EXERCISE INPUTS: Begin

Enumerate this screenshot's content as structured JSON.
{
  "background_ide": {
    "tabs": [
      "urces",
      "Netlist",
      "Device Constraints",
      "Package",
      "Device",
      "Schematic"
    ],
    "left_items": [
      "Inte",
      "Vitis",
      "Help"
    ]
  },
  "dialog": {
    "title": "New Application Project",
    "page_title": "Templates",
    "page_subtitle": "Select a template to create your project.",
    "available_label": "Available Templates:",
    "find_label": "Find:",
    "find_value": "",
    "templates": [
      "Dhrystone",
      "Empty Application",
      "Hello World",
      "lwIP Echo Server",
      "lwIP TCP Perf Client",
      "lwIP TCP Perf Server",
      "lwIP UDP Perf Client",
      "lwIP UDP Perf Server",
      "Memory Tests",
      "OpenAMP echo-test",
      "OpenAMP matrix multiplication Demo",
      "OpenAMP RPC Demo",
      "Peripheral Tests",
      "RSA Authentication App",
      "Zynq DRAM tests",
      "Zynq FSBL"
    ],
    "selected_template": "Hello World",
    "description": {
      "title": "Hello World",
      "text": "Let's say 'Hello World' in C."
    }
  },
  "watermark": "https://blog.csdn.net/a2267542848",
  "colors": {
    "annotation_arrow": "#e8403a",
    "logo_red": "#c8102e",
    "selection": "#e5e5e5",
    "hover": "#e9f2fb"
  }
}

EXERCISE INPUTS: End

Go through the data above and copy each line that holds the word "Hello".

=== EXERCISE SOLUTION ===
      "Hello World",
    "selected_template": "Hello World",
      "title": "Hello World",
      "text": "Let's say 'Hello World' in C."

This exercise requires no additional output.